* Description of the task:
Nothing in the data should be left out, so repeat it all exactly.

(Dataset entries)
^^^^

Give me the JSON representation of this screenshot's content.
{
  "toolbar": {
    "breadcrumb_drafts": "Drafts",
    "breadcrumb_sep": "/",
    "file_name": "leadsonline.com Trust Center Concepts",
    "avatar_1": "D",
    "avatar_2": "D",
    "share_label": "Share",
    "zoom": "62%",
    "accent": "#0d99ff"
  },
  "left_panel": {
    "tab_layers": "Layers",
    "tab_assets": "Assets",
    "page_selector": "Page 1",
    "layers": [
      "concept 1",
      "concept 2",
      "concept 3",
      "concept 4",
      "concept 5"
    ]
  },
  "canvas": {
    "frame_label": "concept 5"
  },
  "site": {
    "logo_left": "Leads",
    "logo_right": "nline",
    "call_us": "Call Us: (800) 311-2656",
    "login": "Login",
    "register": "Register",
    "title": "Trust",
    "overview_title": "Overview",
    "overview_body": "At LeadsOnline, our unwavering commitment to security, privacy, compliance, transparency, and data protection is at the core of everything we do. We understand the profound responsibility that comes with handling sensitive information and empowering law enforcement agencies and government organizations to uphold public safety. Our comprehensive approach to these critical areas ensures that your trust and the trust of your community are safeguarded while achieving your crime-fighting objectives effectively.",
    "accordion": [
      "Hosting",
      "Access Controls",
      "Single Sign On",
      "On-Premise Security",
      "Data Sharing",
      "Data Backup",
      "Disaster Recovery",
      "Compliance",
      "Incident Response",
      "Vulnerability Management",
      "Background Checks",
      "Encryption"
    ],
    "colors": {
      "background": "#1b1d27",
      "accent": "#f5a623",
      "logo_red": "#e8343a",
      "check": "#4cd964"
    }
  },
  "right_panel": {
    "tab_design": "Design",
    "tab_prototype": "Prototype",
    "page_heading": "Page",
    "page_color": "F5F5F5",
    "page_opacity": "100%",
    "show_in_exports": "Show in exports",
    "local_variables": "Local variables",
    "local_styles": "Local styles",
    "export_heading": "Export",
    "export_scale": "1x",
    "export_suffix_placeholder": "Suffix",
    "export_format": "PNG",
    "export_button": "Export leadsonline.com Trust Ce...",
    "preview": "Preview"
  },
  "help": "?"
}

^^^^

* Task answer:
Give me the JSON representation of this screenshot's content.
{
  "toolbar": {
    "breadcrumb_drafts": "Drafts",
    "breadcrumb_sep": "/",
    "file_name": "leadsonline.com Trust Center Concepts",
    "avatar_1": "D",
    "avatar_2": "D",
    "share_label": "Share",
    "zoom": "62%",
    "accent": "#0d99ff"
  },
  "left_panel": {
    "tab_layers": "Layers",
    "tab_assets": "Assets",
    "page_selector": "Page 1",
    "layers": [
      "concept 1",
      "concept 2",
      "concept 3",
      "concept 4",
      "concept 5"
    ]
  },
  "canvas": {
    "frame_label": "concept 5"
  },
  "site": {
    "logo_left": "Leads",
    "logo_right": "nline",
    "call_us": "Call Us: (800) 311-2656",
    "login": "Login",
    "register": "Register",
    "title": "Trust",
    "overview_title": "Overview",
    "overview_body": "At LeadsOnline, our unwavering commitment to security, privacy, compliance, transparency, and data protection is at the core of everything we do. We understand the profound responsibility that comes with handling sensitive information and empowering law enforcement agencies and government organizations to uphold public safety. Our comprehensive approach to these critical areas ensures that your trust and the trust of your community are safeguarded while achieving your crime-fighting objectives effectively.",
    "accordion": [
      "Hosting",
      "Access Controls",
      "Single Sign On",
      "On-Premise Security",
      "Data Sharing",
      "Data Backup",
      "Disaster Recovery",
      "Compliance",
      "Incident Response",
      "Vulnerability Management",
      "Background Checks",
      "Encryption"
    ],
    "colors": {
      "background": "#1b1d27",
      "accent": "#f5a623",
      "logo_red": "#e8343a",
      "check": "#4cd964"
    }
  },
  "right_panel": {
    "tab_design": "Design",
    "tab_prototype": "Prototype",
    "page_heading": "Page",
    "page_color": "F5F5F5",
    "page_opacity": "100%",
    "show_in_exports": "Show in exports",
    "local_variables": "Local variables",
    "local_styles": "Local styles",
    "export_heading": "Export",
    "export_scale": "1x",
    "export_suffix_placeholder": "Suffix",
    "export_format": "PNG",
    "export_button": "Export leadsonline.com Trust Ce...",
    "preview": "Preview"
  },
  "help": "?"
}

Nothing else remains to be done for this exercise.